TASK STATEMENT: The answer must reproduce the listing exactly, with every picture left out.

EXERCISE DATA:
>>

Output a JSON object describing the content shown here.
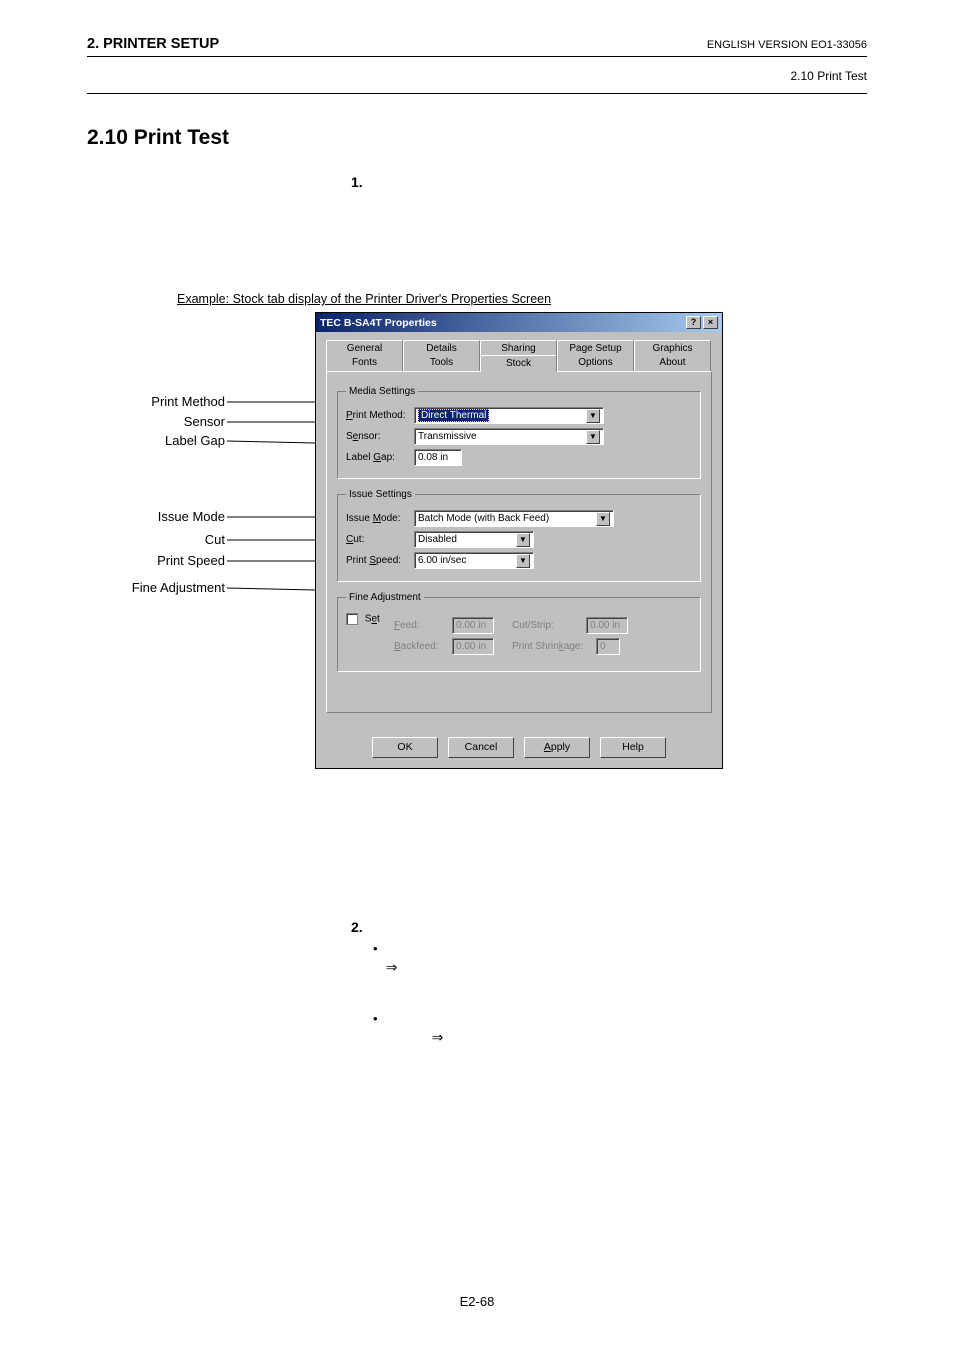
{
  "header": {
    "left": "2. PRINTER SETUP",
    "right": "ENGLISH VERSION EO1-33056",
    "sub": "2.10 Print Test"
  },
  "section_title": "2.10  Print Test",
  "steps": {
    "one": "1.",
    "two": "2."
  },
  "example_caption": "Example: Stock tab display of the Printer Driver's Properties Screen",
  "callouts": {
    "print_method": "Print Method",
    "sensor": "Sensor",
    "label_gap": "Label Gap",
    "issue_mode": "Issue Mode",
    "cut": "Cut",
    "print_speed": "Print Speed",
    "fine_adjustment": "Fine Adjustment"
  },
  "dialog": {
    "title": "TEC B-SA4T Properties",
    "titlebar_btns": {
      "help": "?",
      "close": "×"
    },
    "tabs_back": [
      "General",
      "Details",
      "Sharing",
      "Page Setup",
      "Graphics"
    ],
    "tabs_front": [
      "Fonts",
      "Tools",
      "Stock",
      "Options",
      "About"
    ],
    "groups": {
      "media": {
        "legend": "Media Settings",
        "print_method_label": "Print Method:",
        "print_method_value": "Direct Thermal",
        "sensor_label": "Sensor:",
        "sensor_value": "Transmissive",
        "label_gap_label": "Label Gap:",
        "label_gap_value": "0.08 in"
      },
      "issue": {
        "legend": "Issue Settings",
        "issue_mode_label": "Issue Mode:",
        "issue_mode_value": "Batch Mode (with Back Feed)",
        "cut_label": "Cut:",
        "cut_value": "Disabled",
        "print_speed_label": "Print Speed:",
        "print_speed_value": "6.00 in/sec"
      },
      "fine": {
        "legend": "Fine Adjustment",
        "set_label": "Set",
        "feed_label": "Feed:",
        "feed_value": "0.00 in",
        "cutstrip_label": "Cut/Strip:",
        "cutstrip_value": "0.00 in",
        "backfeed_label": "Backfeed:",
        "backfeed_value": "0.00 in",
        "shrink_label": "Print Shrinkage:",
        "shrink_value": "0"
      }
    },
    "buttons": {
      "ok": "OK",
      "cancel": "Cancel",
      "apply": "Apply",
      "help": "Help"
    }
  },
  "arrow": "⇒",
  "bullet": "•",
  "footer": "E2-68"
}
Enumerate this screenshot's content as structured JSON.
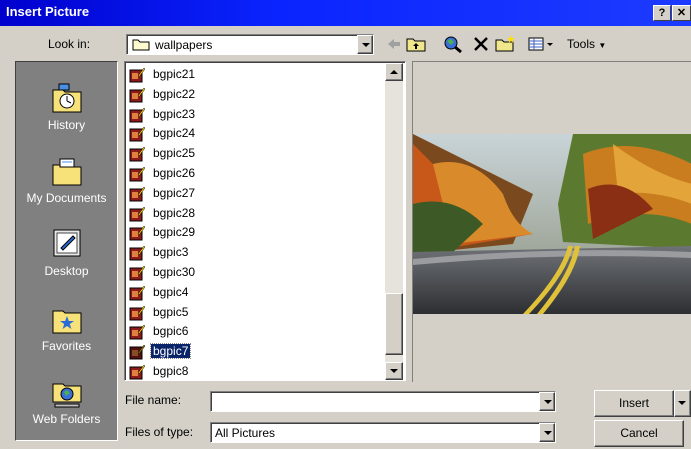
{
  "dialog": {
    "title": "Insert Picture",
    "help_label": "?",
    "close_label": "✕"
  },
  "toolbar": {
    "look_in_label": "Look in:",
    "look_in_value": "wallpapers",
    "tools_label": "Tools"
  },
  "places": [
    {
      "label": "History",
      "icon": "history-icon"
    },
    {
      "label": "My Documents",
      "icon": "my-documents-icon"
    },
    {
      "label": "Desktop",
      "icon": "desktop-icon"
    },
    {
      "label": "Favorites",
      "icon": "favorites-icon"
    },
    {
      "label": "Web Folders",
      "icon": "web-folders-icon"
    }
  ],
  "files": [
    "bgpic21",
    "bgpic22",
    "bgpic23",
    "bgpic24",
    "bgpic25",
    "bgpic26",
    "bgpic27",
    "bgpic28",
    "bgpic29",
    "bgpic3",
    "bgpic30",
    "bgpic4",
    "bgpic5",
    "bgpic6",
    "bgpic7",
    "bgpic8"
  ],
  "selected_file": "bgpic7",
  "form": {
    "file_name_label": "File name:",
    "file_name_value": "",
    "file_type_label": "Files of type:",
    "file_type_value": "All Pictures"
  },
  "buttons": {
    "insert_label": "Insert",
    "cancel_label": "Cancel"
  },
  "colors": {
    "title_bar": "#0a24ff",
    "selection": "#0a246a",
    "places_bg": "#808080"
  }
}
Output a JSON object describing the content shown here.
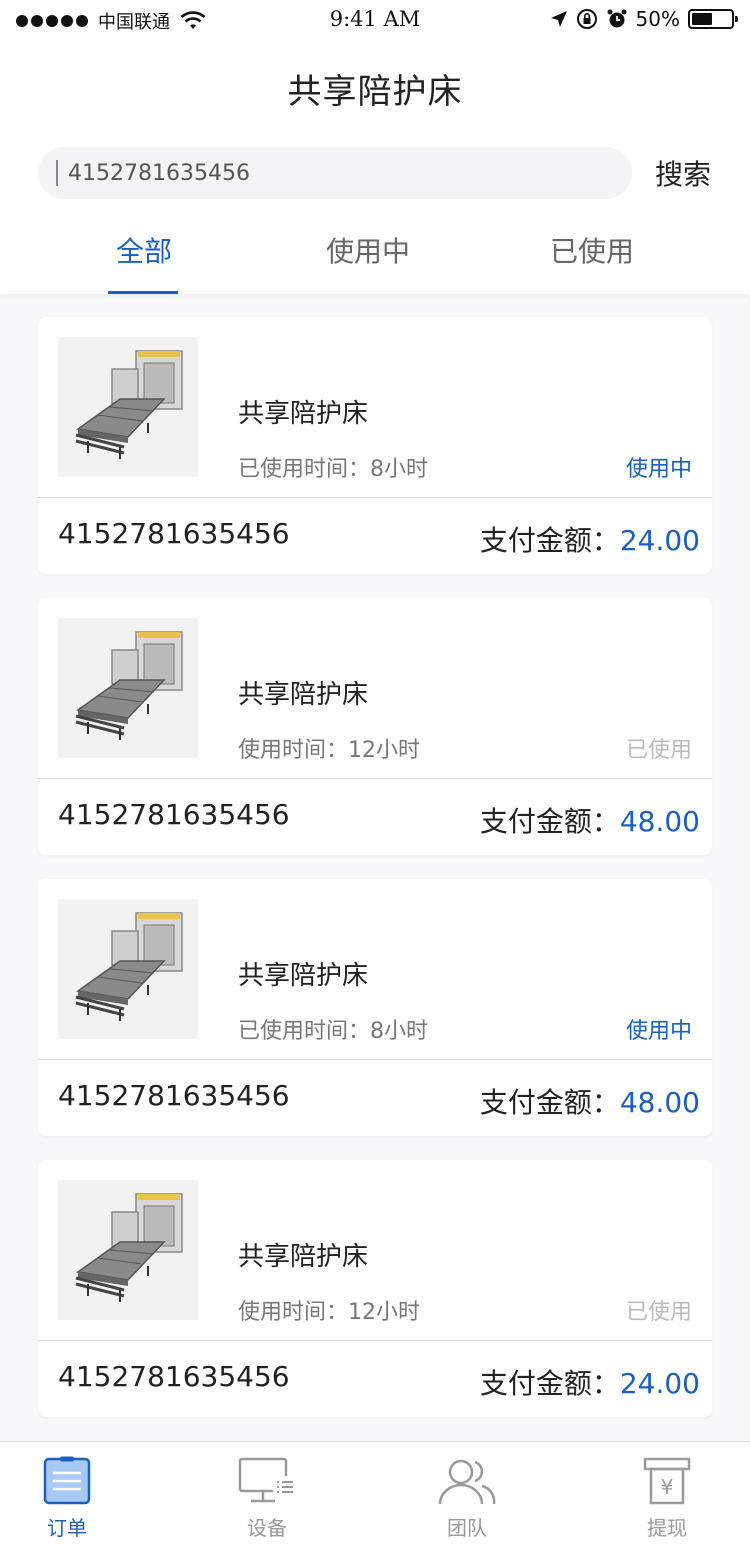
{
  "status_bar": {
    "carrier": "中国联通",
    "time": "9:41 AM",
    "battery": "50%",
    "battery_level": 0.5
  },
  "header": {
    "title": "共享陪护床",
    "search": {
      "value": "4152781635456",
      "button_label": "搜索"
    },
    "tabs": [
      {
        "label": "全部",
        "active": true
      },
      {
        "label": "使用中",
        "active": false
      },
      {
        "label": "已使用",
        "active": false
      }
    ]
  },
  "orders": [
    {
      "name": "共享陪护床",
      "time_label": "已使用时间：8小时",
      "status": "使用中",
      "status_type": "active",
      "order_no": "4152781635456",
      "pay_label": "支付金额：",
      "amount": "24.00"
    },
    {
      "name": "共享陪护床",
      "time_label": "使用时间：12小时",
      "status": "已使用",
      "status_type": "used",
      "order_no": "4152781635456",
      "pay_label": "支付金额：",
      "amount": "48.00"
    },
    {
      "name": "共享陪护床",
      "time_label": "已使用时间：8小时",
      "status": "使用中",
      "status_type": "active",
      "order_no": "4152781635456",
      "pay_label": "支付金额：",
      "amount": "48.00"
    },
    {
      "name": "共享陪护床",
      "time_label": "使用时间：12小时",
      "status": "已使用",
      "status_type": "used",
      "order_no": "4152781635456",
      "pay_label": "支付金额：",
      "amount": "24.00"
    }
  ],
  "tabbar": {
    "items": [
      {
        "label": "订单",
        "icon": "order-icon",
        "active": true
      },
      {
        "label": "设备",
        "icon": "device-icon",
        "active": false
      },
      {
        "label": "团队",
        "icon": "team-icon",
        "active": false
      },
      {
        "label": "提现",
        "icon": "withdraw-icon",
        "active": false
      }
    ]
  },
  "colors": {
    "accent": "#1a5fc4",
    "used": "#bbbbbb"
  }
}
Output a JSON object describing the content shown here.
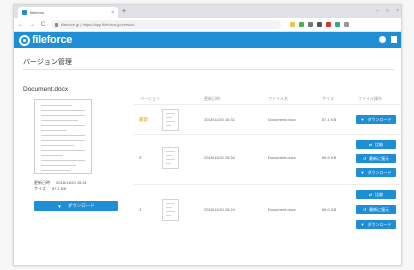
{
  "browser": {
    "tab_title": "fileforce",
    "tab_close": "×",
    "new_tab": "+",
    "win_min": "–",
    "win_max": "□",
    "win_close": "×",
    "url": "fileforce.jp | https://app.fileforce.jp/version",
    "back": "←",
    "forward": "→",
    "reload": "C"
  },
  "app": {
    "logo_text": "fileforce",
    "brand_color": "#1e8fd5"
  },
  "page": {
    "title": "バージョン管理",
    "doc_name": "Document.docx",
    "meta_label_1": "更新日時",
    "meta_value_1": "2018/11/20  15:31",
    "meta_label_2": "サイズ",
    "meta_value_2": "87.1 KB",
    "download_label": "ダウンロード",
    "download_icon": "▼"
  },
  "table": {
    "headers": [
      "バージョン",
      "更新日時",
      "ファイル名",
      "サイズ",
      "ファイル操作"
    ],
    "rows": [
      {
        "version": "最新",
        "date": "2018/11/20  15:31",
        "filename": "Document.docx",
        "size": "87.1 KB",
        "actions": [
          "ダウンロード"
        ]
      },
      {
        "version": "2",
        "date": "2018/11/20  15:30",
        "filename": "Document.docx",
        "size": "86.9 KB",
        "actions": [
          "比較",
          "最新に復元",
          "ダウンロード"
        ]
      },
      {
        "version": "1",
        "date": "2018/11/20  15:24",
        "filename": "Document.docx",
        "size": "86.0 KB",
        "actions": [
          "比較",
          "最新に復元",
          "ダウンロード"
        ]
      }
    ]
  }
}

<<

YOUR RESPONSE:
Output a JSON object describing the content shown here.
{
  "header": {
    "left": "2. PRINTER SETUP",
    "right": "ENGLISH VERSION EO1-33056",
    "sub": "2.10 Print Test"
  },
  "section_title": "2.10  Print Test",
  "steps": {
    "one": "1.",
    "two": "2."
  },
  "example_caption": "Example: Stock tab display of the Printer Driver's Properties Screen",
  "callouts": {
    "print_method": "Print Method",
    "sensor": "Sensor",
    "label_gap": "Label Gap",
    "issue_mode": "Issue Mode",
    "cut": "Cut",
    "print_speed": "Print Speed",
    "fine_adjustment": "Fine Adjustment"
  },
  "dialog": {
    "title": "TEC B-SA4T Properties",
    "titlebar_btns": {
      "help": "?",
      "close": "×"
    },
    "tabs_back": [
      "General",
      "Details",
      "Sharing",
      "Page Setup",
      "Graphics"
    ],
    "tabs_front": [
      "Fonts",
      "Tools",
      "Stock",
      "Options",
      "About"
    ],
    "groups": {
      "media": {
        "legend": "Media Settings",
        "print_method_label": "Print Method:",
        "print_method_value": "Direct Thermal",
        "sensor_label": "Sensor:",
        "sensor_value": "Transmissive",
        "label_gap_label": "Label Gap:",
        "label_gap_value": "0.08 in"
      },
      "issue": {
        "legend": "Issue Settings",
        "issue_mode_label": "Issue Mode:",
        "issue_mode_value": "Batch Mode (with Back Feed)",
        "cut_label": "Cut:",
        "cut_value": "Disabled",
        "print_speed_label": "Print Speed:",
        "print_speed_value": "6.00 in/sec"
      },
      "fine": {
        "legend": "Fine Adjustment",
        "set_label": "Set",
        "feed_label": "Feed:",
        "feed_value": "0.00 in",
        "cutstrip_label": "Cut/Strip:",
        "cutstrip_value": "0.00 in",
        "backfeed_label": "Backfeed:",
        "backfeed_value": "0.00 in",
        "shrink_label": "Print Shrinkage:",
        "shrink_value": "0"
      }
    },
    "buttons": {
      "ok": "OK",
      "cancel": "Cancel",
      "apply": "Apply",
      "help": "Help"
    }
  },
  "arrow": "⇒",
  "bullet": "•",
  "footer": "E2-68"
}
Enumerate this screenshot's content as structured JSON.
{
  "dialog": {
    "title": "Insert Picture",
    "help_label": "?",
    "close_label": "✕"
  },
  "toolbar": {
    "look_in_label": "Look in:",
    "look_in_value": "wallpapers",
    "tools_label": "Tools"
  },
  "places": [
    {
      "label": "History",
      "icon": "history-icon"
    },
    {
      "label": "My Documents",
      "icon": "my-documents-icon"
    },
    {
      "label": "Desktop",
      "icon": "desktop-icon"
    },
    {
      "label": "Favorites",
      "icon": "favorites-icon"
    },
    {
      "label": "Web Folders",
      "icon": "web-folders-icon"
    }
  ],
  "files": [
    "bgpic21",
    "bgpic22",
    "bgpic23",
    "bgpic24",
    "bgpic25",
    "bgpic26",
    "bgpic27",
    "bgpic28",
    "bgpic29",
    "bgpic3",
    "bgpic30",
    "bgpic4",
    "bgpic5",
    "bgpic6",
    "bgpic7",
    "bgpic8"
  ],
  "selected_file": "bgpic7",
  "form": {
    "file_name_label": "File name:",
    "file_name_value": "",
    "file_type_label": "Files of type:",
    "file_type_value": "All Pictures"
  },
  "buttons": {
    "insert_label": "Insert",
    "cancel_label": "Cancel"
  },
  "colors": {
    "title_bar": "#0a24ff",
    "selection": "#0a246a",
    "places_bg": "#808080"
  }
}
Output a JSON object describing the content shown here.
{
  "status_bar": {
    "carrier": "中国联通",
    "time": "9:41 AM",
    "battery": "50%",
    "battery_level": 0.5
  },
  "header": {
    "title": "共享陪护床",
    "search": {
      "value": "4152781635456",
      "button_label": "搜索"
    },
    "tabs": [
      {
        "label": "全部",
        "active": true
      },
      {
        "label": "使用中",
        "active": false
      },
      {
        "label": "已使用",
        "active": false
      }
    ]
  },
  "orders": [
    {
      "name": "共享陪护床",
      "time_label": "已使用时间：8小时",
      "status": "使用中",
      "status_type": "active",
      "order_no": "4152781635456",
      "pay_label": "支付金额：",
      "amount": "24.00"
    },
    {
      "name": "共享陪护床",
      "time_label": "使用时间：12小时",
      "status": "已使用",
      "status_type": "used",
      "order_no": "4152781635456",
      "pay_label": "支付金额：",
      "amount": "48.00"
    },
    {
      "name": "共享陪护床",
      "time_label": "已使用时间：8小时",
      "status": "使用中",
      "status_type": "active",
      "order_no": "4152781635456",
      "pay_label": "支付金额：",
      "amount": "48.00"
    },
    {
      "name": "共享陪护床",
      "time_label": "使用时间：12小时",
      "status": "已使用",
      "status_type": "used",
      "order_no": "4152781635456",
      "pay_label": "支付金额：",
      "amount": "24.00"
    }
  ],
  "tabbar": {
    "items": [
      {
        "label": "订单",
        "icon": "order-icon",
        "active": true
      },
      {
        "label": "设备",
        "icon": "device-icon",
        "active": false
      },
      {
        "label": "团队",
        "icon": "team-icon",
        "active": false
      },
      {
        "label": "提现",
        "icon": "withdraw-icon",
        "active": false
      }
    ]
  },
  "colors": {
    "accent": "#1a5fc4",
    "used": "#bbbbbb"
  }
}
Output a JSON object describing the content shown here.
{
  "browser": {
    "tab_title": "fileforce",
    "tab_close": "×",
    "new_tab": "+",
    "win_min": "–",
    "win_max": "□",
    "win_close": "×",
    "url": "fileforce.jp | https://app.fileforce.jp/version",
    "back": "←",
    "forward": "→",
    "reload": "C"
  },
  "app": {
    "logo_text": "fileforce",
    "brand_color": "#1e8fd5"
  },
  "page": {
    "title": "バージョン管理",
    "doc_name": "Document.docx",
    "meta_label_1": "更新日時",
    "meta_value_1": "2018/11/20  15:31",
    "meta_label_2": "サイズ",
    "meta_value_2": "87.1 KB",
    "download_label": "ダウンロード",
    "download_icon": "▼"
  },
  "table": {
    "headers": [
      "バージョン",
      "更新日時",
      "ファイル名",
      "サイズ",
      "ファイル操作"
    ],
    "rows": [
      {
        "version": "最新",
        "date": "2018/11/20  15:31",
        "filename": "Document.docx",
        "size": "87.1 KB",
        "actions": [
          "ダウンロード"
        ]
      },
      {
        "version": "2",
        "date": "2018/11/20  15:30",
        "filename": "Document.docx",
        "size": "86.9 KB",
        "actions": [
          "比較",
          "最新に復元",
          "ダウンロード"
        ]
      },
      {
        "version": "1",
        "date": "2018/11/20  15:24",
        "filename": "Document.docx",
        "size": "86.0 KB",
        "actions": [
          "比較",
          "最新に復元",
          "ダウンロード"
        ]
      }
    ]
  }
}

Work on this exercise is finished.